Besides their daily work of providing social service, most social workers and other grassroots personnel have the responsibility to fulfil a political role of implementing and publicising government policies. This requirement remains strong, despite the efforts of many trying to restore their sociality in their daily work.
Chinese ideological centralism requires them to maintain the political role in their daily work, especially during the pandemic, and this has made it difficult to balance the individual demands of residents and the administrative instructions from governing authorities. According to the survey in 2020 mentioned above, 98.32 percent of the respondents have helped distribute public health information and political propaganda, 98.88 percent have responsibility to fill in regular government documents and forms to their supervisory departments (such as reports relating to quarantine in the community), 94.97 percent disseminated information about new policies and public health restrictions within the community, and 89.94 percent provided policy consultations, mainly for those who needed home or centralised quarantine and those who needed to travel to other cities but were not familiar with the requirements and restrictions or who generally needed to be informed of updated policies and rules.
With the pandemic and related policies constantly changing, social workers and other grassroots personnel have had to keep abreast of evolving policy to ensure the effectiveness of enforcement. In this process, their political role as policy implementers, coadjutants, and propagandists has become their routine work.
It is highly stressful to become the bridge between citizens and the government. Social workers have been under immense pressure to implement top-down policies relating to ‘zero-COVID’ and the ‘stability’ of society. To avoid being punished for not doing enough, it’s perhaps no surprise that social workers and other grassroots personnel have sometimes implemented government policies too vigorously.

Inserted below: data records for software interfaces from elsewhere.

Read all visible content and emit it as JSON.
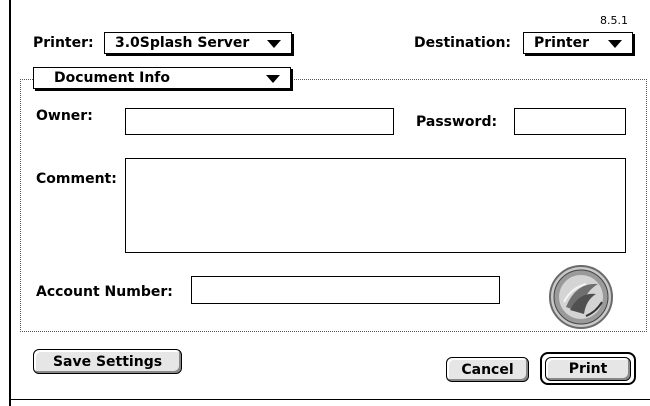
{
  "version": "8.5.1",
  "printer": {
    "label": "Printer:",
    "value": "3.0Splash Server"
  },
  "destination": {
    "label": "Destination:",
    "value": "Printer"
  },
  "panel": {
    "selected": "Document Info"
  },
  "form": {
    "owner_label": "Owner:",
    "owner_value": "",
    "password_label": "Password:",
    "password_value": "",
    "comment_label": "Comment:",
    "comment_value": "",
    "account_label": "Account Number:",
    "account_value": ""
  },
  "buttons": {
    "save_settings": "Save Settings",
    "cancel": "Cancel",
    "print": "Print"
  },
  "icons": {
    "logo": "splash-logo-icon",
    "dropdown": "chevron-down-icon"
  }
}
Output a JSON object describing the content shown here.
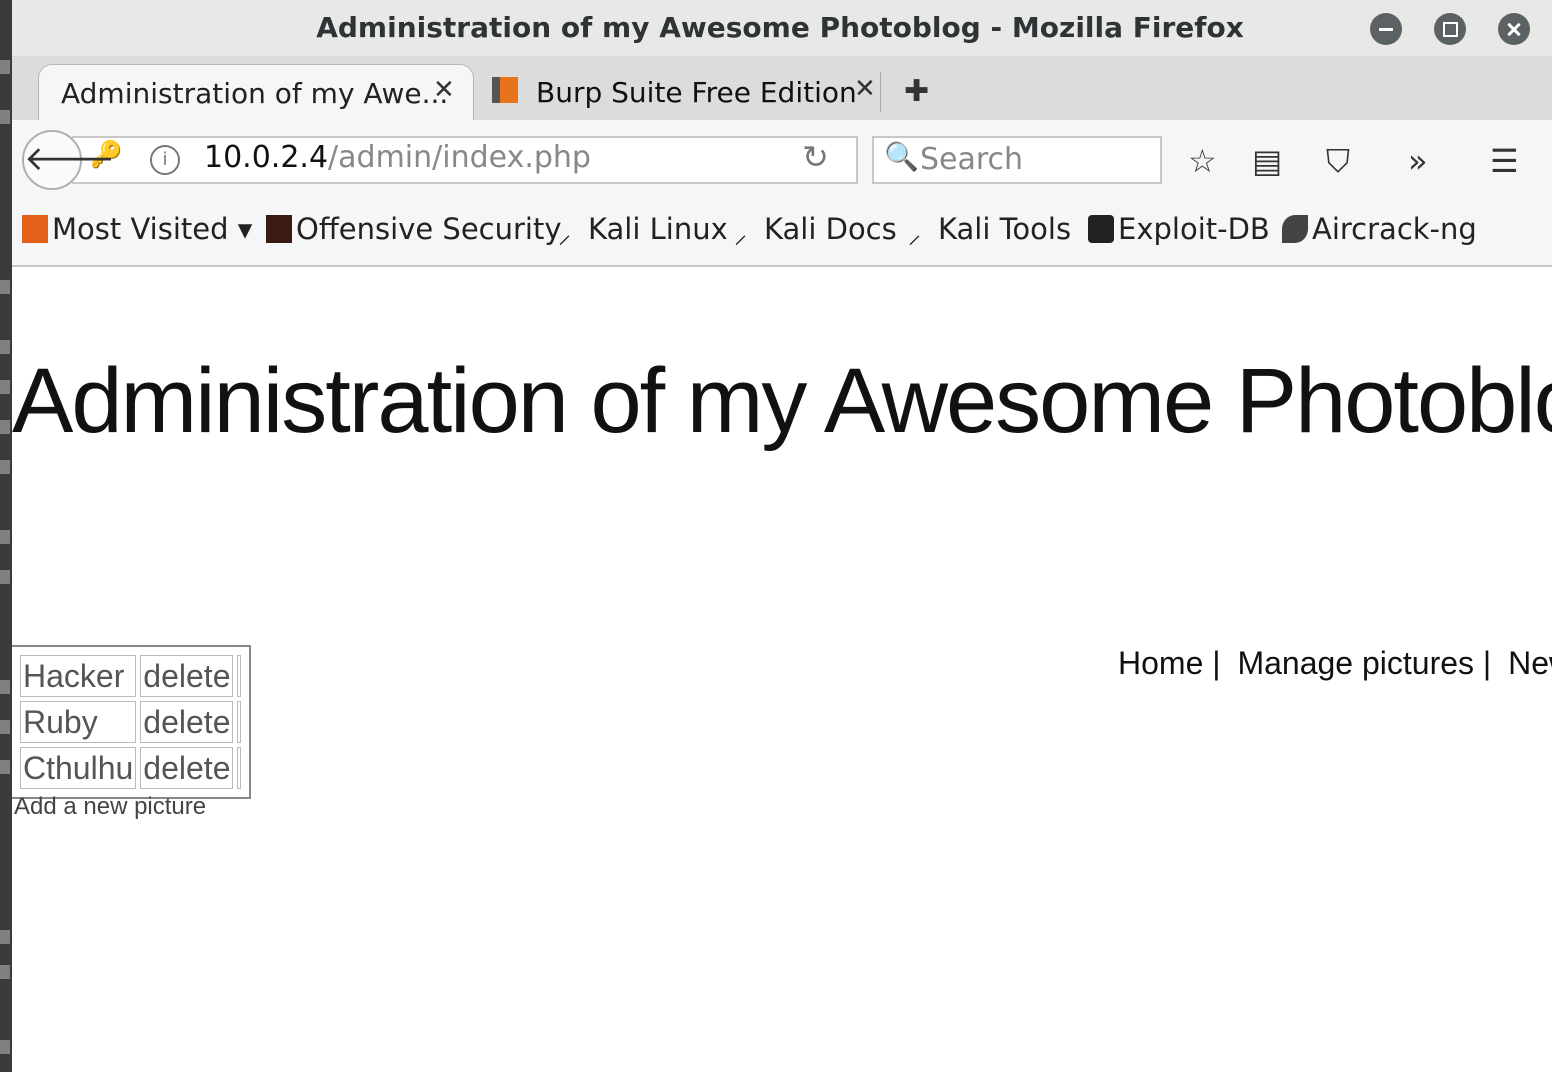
{
  "window": {
    "title": "Administration of my Awesome Photoblog - Mozilla Firefox"
  },
  "tabs": [
    {
      "label": "Administration of my Awe...",
      "active": true
    },
    {
      "label": "Burp Suite Free Edition",
      "active": false
    }
  ],
  "urlbar": {
    "host": "10.0.2.4",
    "path": "/admin/index.php"
  },
  "search": {
    "placeholder": "Search"
  },
  "bookmarks": [
    {
      "label": "Most Visited ▾",
      "icon": "folder-rss-icon"
    },
    {
      "label": "Offensive Security",
      "icon": "offsec-icon"
    },
    {
      "label": "Kali Linux",
      "icon": "kali-icon"
    },
    {
      "label": "Kali Docs",
      "icon": "kali-icon"
    },
    {
      "label": "Kali Tools",
      "icon": "kali-icon"
    },
    {
      "label": "Exploit-DB",
      "icon": "exploitdb-icon"
    },
    {
      "label": "Aircrack-ng",
      "icon": "aircrack-icon"
    }
  ],
  "page": {
    "heading": "Administration of my Awesome Photoblog",
    "nav": [
      "Home |",
      "Manage pictures |",
      "New"
    ],
    "pictures": [
      {
        "name": "Hacker",
        "action": "delete"
      },
      {
        "name": "Ruby",
        "action": "delete"
      },
      {
        "name": "Cthulhu",
        "action": "delete"
      }
    ],
    "add_link": "Add a new picture"
  },
  "colors": {
    "titlebar": "#e8e8e7",
    "toolbar": "#f5f6f7",
    "page_bg": "#ffffff"
  }
}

The policy of ‘zero-COVID’ has been ordered to be achieved at all costs, which has left little room for social workers to mediate and negotiate with local communities who are dissatisfied with the level of support and services. As a result, significant tension between residents and grassroots personnel has developed in some communities. Some extreme examples such as preventing cancer patients without negative COVID-19 test results from seeking medical treatment and imposing a one-size-fits-all policy when allocating people to centralised quarantine without considering individual circumstances have caused great controversy. Additionally, the pandemic has resulted in the absence of some regular professional services (such as case work that helps individuals to overcome social and mental problems) which also deepened the estrangement between residents and the grassroots personnel, who have faced complaints, verbal abuse and even violence in some circumstances.
The ‘zero-COVID’ policy has so far been effective in preventing and controlling the pandemic, especially at the beginning. However, the continued enforcement of top-down ‘one size fits all’ public health policy has the potential to create series problems for China as a whole, and its communities and individual citizens. The impact of continuing ‘COVID-zero’ policies on social relationships and the economic impact on the economy and employment may cause individuals to question its rationality.
The stricter the policy the greater the pressure on the grassroots personnel, both top-down and bottom-up. The difficulties of balancing the dual roles of service providers and policy implementers are becoming apparent. As the main actors in both state governance and social governance, Chinese grassroots personnel need better support to help balance the implementation of policies and service provision.
In recent years, China has actively promoted the modernisation of governance capacity and governance systems. Grassroots governance is the most basic arena. Thus, properly situating grassroots personnel between the public and the government is a crucial test for the development of China’s governance capacity.
Image: COVID testing in China, July 2022. Credit: QantFoto/Flickr.